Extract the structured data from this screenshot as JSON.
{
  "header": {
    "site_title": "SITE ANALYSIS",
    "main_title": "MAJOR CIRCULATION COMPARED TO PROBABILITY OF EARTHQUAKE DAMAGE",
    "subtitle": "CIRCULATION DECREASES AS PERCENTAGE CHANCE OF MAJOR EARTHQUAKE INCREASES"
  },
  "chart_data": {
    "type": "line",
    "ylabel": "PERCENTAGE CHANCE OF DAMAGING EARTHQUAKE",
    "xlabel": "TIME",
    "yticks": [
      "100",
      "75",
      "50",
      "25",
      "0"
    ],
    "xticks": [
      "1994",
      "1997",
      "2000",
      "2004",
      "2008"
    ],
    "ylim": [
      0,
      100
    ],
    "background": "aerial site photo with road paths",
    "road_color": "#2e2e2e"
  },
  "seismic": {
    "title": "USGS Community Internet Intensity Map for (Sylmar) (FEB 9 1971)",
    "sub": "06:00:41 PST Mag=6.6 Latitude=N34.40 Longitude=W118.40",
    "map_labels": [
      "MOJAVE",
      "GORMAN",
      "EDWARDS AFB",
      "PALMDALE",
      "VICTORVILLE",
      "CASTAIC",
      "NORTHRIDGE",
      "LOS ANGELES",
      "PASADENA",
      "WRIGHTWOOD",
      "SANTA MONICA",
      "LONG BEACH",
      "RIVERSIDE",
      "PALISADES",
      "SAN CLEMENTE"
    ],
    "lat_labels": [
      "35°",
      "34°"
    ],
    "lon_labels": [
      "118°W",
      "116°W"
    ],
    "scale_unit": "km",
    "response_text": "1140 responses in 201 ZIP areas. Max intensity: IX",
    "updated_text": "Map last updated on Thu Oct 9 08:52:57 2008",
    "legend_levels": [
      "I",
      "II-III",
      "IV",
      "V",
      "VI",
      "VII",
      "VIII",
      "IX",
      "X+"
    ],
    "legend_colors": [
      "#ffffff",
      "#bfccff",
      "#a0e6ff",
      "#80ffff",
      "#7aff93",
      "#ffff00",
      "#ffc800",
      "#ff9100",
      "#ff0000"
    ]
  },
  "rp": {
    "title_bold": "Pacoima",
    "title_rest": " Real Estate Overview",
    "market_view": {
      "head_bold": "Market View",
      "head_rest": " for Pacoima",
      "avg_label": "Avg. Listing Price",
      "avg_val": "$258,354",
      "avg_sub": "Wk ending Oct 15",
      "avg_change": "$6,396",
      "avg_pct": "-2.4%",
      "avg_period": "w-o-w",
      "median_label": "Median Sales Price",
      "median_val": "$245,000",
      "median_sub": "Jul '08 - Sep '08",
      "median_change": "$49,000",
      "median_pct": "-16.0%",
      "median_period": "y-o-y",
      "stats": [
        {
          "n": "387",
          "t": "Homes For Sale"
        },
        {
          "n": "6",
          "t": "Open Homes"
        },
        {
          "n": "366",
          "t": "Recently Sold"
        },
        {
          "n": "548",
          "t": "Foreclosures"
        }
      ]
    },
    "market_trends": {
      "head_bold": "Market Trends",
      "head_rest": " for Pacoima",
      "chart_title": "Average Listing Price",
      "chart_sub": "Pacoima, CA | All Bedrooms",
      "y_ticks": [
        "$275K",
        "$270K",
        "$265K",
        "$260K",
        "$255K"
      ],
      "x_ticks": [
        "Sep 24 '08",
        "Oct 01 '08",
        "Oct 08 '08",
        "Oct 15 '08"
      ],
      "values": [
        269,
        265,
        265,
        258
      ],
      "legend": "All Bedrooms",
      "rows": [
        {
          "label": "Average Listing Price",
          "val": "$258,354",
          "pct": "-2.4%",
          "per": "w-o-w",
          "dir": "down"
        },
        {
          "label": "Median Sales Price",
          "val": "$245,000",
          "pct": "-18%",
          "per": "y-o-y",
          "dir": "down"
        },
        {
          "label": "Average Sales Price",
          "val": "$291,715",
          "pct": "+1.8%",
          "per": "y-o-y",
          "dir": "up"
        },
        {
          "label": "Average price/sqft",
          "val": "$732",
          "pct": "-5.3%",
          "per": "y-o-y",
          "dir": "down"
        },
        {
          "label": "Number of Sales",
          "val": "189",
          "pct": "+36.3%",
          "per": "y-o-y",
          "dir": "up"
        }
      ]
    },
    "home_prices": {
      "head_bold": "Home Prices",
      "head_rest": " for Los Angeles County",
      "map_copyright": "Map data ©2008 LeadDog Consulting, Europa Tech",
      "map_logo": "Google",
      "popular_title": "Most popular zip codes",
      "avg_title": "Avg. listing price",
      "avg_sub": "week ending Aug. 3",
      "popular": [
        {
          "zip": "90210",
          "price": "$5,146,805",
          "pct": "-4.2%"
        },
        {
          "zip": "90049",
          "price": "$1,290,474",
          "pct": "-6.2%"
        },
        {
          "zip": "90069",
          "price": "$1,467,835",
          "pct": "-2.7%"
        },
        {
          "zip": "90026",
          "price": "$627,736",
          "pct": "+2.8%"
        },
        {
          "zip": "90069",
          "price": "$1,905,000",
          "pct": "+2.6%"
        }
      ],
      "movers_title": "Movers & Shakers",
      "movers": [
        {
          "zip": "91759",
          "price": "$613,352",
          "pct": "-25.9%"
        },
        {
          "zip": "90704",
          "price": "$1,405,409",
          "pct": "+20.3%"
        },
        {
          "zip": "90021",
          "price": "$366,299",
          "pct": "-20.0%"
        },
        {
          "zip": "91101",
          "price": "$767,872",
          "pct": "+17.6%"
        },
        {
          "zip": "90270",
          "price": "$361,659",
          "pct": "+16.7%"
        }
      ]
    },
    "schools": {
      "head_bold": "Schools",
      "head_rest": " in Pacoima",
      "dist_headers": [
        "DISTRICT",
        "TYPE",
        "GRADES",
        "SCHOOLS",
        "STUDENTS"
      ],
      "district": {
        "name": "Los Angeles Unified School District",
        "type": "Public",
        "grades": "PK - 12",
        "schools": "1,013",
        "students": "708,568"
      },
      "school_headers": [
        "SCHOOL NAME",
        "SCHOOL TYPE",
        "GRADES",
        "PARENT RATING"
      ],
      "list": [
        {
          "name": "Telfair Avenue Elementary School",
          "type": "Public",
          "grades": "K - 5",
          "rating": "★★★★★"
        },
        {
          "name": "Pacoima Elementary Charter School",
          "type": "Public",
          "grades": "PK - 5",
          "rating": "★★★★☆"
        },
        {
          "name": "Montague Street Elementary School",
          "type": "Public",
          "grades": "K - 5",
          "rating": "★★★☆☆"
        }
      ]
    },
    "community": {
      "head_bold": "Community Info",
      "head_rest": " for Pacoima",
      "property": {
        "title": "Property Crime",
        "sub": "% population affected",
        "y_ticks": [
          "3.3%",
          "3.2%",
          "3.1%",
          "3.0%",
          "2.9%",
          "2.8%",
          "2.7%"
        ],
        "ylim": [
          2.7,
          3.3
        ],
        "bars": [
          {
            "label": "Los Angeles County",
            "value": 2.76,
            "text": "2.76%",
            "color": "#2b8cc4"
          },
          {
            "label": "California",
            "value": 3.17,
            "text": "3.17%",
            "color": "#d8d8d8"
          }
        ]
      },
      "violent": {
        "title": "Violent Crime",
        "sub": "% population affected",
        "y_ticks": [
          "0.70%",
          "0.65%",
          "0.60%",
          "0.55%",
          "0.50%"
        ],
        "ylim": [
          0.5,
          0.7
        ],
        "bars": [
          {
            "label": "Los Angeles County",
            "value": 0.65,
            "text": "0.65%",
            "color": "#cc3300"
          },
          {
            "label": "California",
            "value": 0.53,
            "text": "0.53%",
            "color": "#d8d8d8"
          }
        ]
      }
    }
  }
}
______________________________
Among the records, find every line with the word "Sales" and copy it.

      "median_label": "Median Sales Price",
          "label": "Median Sales Price",
          "label": "Average Sales Price",
          "label": "Number of Sales",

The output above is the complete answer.